    This certificate is to be obtained prior to obtaining a building permit.
    A certificate of appropriateness must be obtained even if a building permit is not required.
    Noncontributing properties within an historic district must also follow the same procedure.
    (This applies to SIGNS)
    An application for a certificate of appropriateness for the alteration or addition of a sign in an historic district or associated with a landmark may only be submitted to the Historic Preservation Commission after issuance by the Building Inspector of an erection permit pursuant to Chapter 244.
    HPC has no power to enforce anything, unlike most LANDMARK COMMISSIONS Nationwide.
    The Building Dept. is the only City Agency that
    can issue ,enforce, or revoke BLDG. Permits, for all of the City of Hudson.Historic or not.

    [ "Sign Ordinance of the City of Hudson"is located under]
    § 244-3 Permit required.
    It shall be unlawful for any person to erect, repair, alter or relocate within the City of Hudson any sign or other advertising structure, as defined in this chapter, without first obtaining a permit
    from the Building Inspector and making payment of the fee required by § 244-7.

    § 244-11 Maintenance standards.
    All signs, together with their supports, braces, guys and anchors, shall be kept in good repair. The owner of any sign, as defined and regulated by this chapter,shall be required to have properly painted at least once every two years,or sooner, to prevent corrosion, all parts and supports of the sign
    , unless the same are galvanized or otherwise treated to prevent rust.
    City of Hudson Building and Fire Safety Codes
    They can be more stringent but not less.

  6. What is interesting in this situation, is the main work load,will not be on HPC,
    as they only need to decide if sign is appropriate for Historic District,
    per parameters spelled out in HPC.,Code,
    to issue certificate of appropriateness, to Bldg. Dept.
    It then falls to Bldg. Dept to issue final permit and collect fee/fines.
    Prior to HPC even looking at SIGNS-Historic appropriateness- design-wise,
    SIGN had to be approved by Bldg. Dept to meet CODE requirements BY LAW,for public safety,
    that applies to ANY SIGN to be erected anywhere in City of Hudson.

    According to Ms. Polenberg,she knows of
    30+ signs ,just in Historic Districts that retroactively need to be inspected/approved and , at minimum ,owe permit fees.HPC does not charge fees,for a certificate of appropriateness.
    This does not include signs,that required permits/fees and were erected ,in rest of City of Hudson,which should have been done in the first place -by LAW
    NOW Bldg.Dept. has been asked by City Attorney and Mayor
    "to contact all the businesses whose signs went up without benefit of review by the Code Enforcement Office or, if located in a historic district,by the Historic Preservation Commission to let them know that they are in violation of city code and to ask them, after the fact, to apply for an erection permit and,
    if necessary, a certificate of appropriateness".

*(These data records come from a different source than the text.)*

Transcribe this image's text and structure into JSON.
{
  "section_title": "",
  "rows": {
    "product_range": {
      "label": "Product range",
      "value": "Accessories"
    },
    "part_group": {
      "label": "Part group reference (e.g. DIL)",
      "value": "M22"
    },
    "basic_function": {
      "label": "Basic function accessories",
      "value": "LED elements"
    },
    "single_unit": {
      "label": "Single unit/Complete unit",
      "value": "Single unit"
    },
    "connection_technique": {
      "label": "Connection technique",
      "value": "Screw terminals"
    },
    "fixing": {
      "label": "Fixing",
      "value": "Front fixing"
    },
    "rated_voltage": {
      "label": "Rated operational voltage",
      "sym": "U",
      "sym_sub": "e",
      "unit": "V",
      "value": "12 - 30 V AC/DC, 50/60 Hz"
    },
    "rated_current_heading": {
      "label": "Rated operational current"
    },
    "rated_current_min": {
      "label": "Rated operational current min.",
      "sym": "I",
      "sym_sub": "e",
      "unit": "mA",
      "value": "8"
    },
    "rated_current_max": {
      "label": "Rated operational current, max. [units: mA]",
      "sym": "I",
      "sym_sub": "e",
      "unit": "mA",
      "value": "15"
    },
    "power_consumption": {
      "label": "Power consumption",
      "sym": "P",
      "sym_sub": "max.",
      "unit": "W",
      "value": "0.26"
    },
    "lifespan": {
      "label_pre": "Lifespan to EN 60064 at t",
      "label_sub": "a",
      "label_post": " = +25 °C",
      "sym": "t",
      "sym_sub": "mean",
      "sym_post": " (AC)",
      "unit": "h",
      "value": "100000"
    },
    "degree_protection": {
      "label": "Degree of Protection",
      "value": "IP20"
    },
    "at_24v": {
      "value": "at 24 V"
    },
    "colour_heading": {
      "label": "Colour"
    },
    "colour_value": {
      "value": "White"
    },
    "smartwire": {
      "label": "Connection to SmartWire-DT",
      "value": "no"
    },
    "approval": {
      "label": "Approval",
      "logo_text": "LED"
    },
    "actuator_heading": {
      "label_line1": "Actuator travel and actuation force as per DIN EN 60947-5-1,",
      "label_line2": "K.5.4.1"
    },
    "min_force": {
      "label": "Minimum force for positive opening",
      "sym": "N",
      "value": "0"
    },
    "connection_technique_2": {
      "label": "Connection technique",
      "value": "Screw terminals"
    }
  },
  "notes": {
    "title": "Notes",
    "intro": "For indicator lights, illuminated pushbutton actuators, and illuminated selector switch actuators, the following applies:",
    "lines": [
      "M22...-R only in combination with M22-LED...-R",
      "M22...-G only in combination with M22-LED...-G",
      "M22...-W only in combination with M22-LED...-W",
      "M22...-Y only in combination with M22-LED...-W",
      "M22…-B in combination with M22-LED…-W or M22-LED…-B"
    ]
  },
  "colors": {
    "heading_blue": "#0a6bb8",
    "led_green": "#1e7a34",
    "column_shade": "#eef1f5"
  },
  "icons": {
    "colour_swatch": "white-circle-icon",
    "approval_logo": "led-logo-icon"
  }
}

    This was all brought on,by Ms.Polenberg-
    a new member,appointed by Mayor Hallenbeck to HPC.It was Ms.Polenberg,that erected a sign,without BLDG. PERMIT a findable offense
    and then because her Bldg. is in an Historic District,Bldg. Dept needed to refer the proposed design to HPC after BLDG. DEPT.'S CODE approval,to get a certificate of appropriateness from HPC-which she was a member of at the time.
    And then go back to BLDG. DEPT. for issue of permit/pay fee
    Apparently,Ms. Polenberg did not comply with any of this.
    If she didn't know any that,or thought she was above the very laws she was appointed by Mayor Hallenbeck to protect, than is would seem that Ms. Polenberg is not an appropriate person to be on HPC to represent the citizens of Hudson and the Laws that protect our Historic Districts and Buildings.

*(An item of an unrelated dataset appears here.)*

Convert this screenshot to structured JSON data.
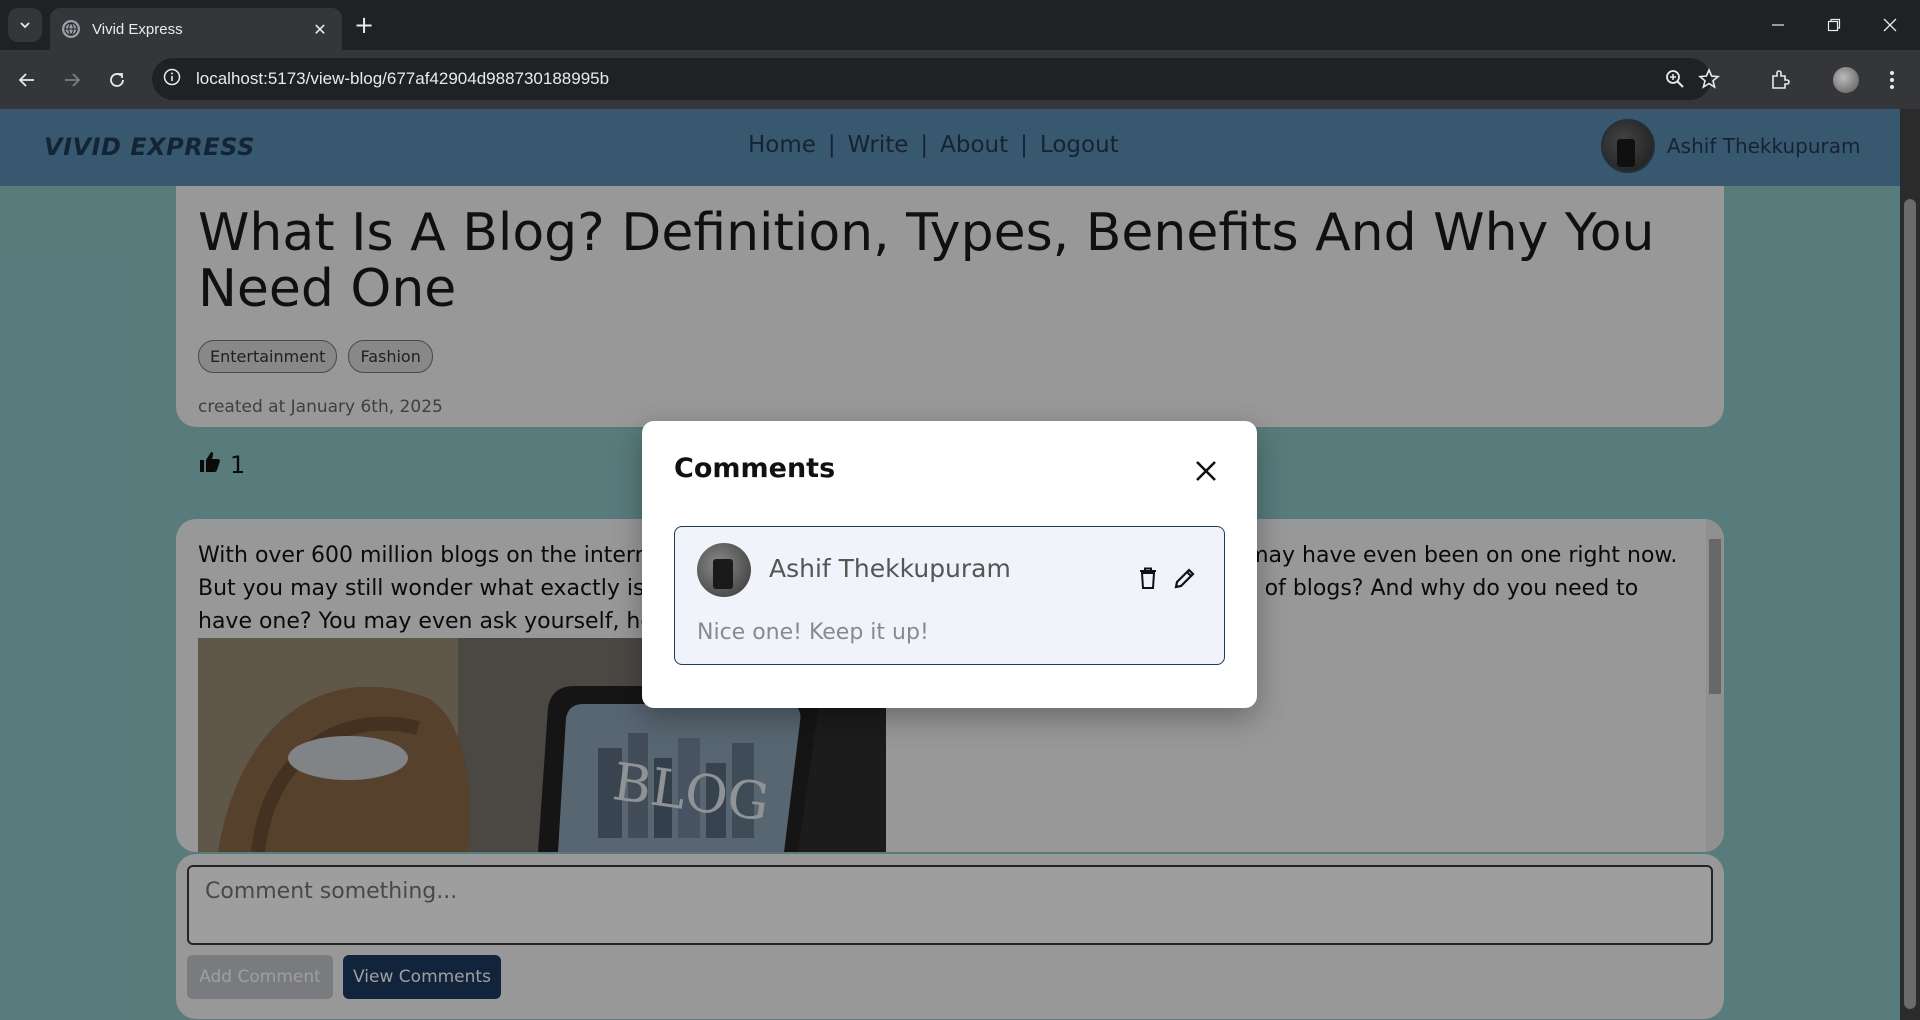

    All that is being discussed here, is CODES & PERMITS FOR SIGNS,Historic District or not........what else is being allowed to slide, that could endanger the public?

  7. Hopefully this sign issue includes the new liquor store on greene street.